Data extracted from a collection
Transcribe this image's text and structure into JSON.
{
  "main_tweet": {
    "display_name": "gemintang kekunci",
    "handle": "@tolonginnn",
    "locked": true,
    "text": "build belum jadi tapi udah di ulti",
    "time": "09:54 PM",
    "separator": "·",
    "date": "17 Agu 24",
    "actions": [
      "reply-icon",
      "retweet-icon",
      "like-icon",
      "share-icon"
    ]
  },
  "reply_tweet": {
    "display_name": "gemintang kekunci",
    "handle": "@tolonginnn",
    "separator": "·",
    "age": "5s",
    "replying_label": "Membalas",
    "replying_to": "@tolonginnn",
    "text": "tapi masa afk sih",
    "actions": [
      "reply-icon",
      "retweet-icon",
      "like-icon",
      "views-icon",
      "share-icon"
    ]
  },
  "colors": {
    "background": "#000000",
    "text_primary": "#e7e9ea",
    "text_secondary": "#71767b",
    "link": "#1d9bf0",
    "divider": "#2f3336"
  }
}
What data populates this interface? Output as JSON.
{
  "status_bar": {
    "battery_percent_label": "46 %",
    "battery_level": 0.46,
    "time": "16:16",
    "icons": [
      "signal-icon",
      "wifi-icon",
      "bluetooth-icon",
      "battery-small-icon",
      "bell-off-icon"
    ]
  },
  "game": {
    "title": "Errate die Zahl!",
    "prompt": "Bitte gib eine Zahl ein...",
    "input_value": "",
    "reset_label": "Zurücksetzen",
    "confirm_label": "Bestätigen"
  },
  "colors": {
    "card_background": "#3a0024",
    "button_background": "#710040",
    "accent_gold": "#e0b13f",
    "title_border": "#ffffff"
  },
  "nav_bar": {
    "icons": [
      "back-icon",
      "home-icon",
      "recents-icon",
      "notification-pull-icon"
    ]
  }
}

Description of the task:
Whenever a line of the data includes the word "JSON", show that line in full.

Response:
Transcribe this image's text and structure into JSON.
What data populates this interface? Output as JSON.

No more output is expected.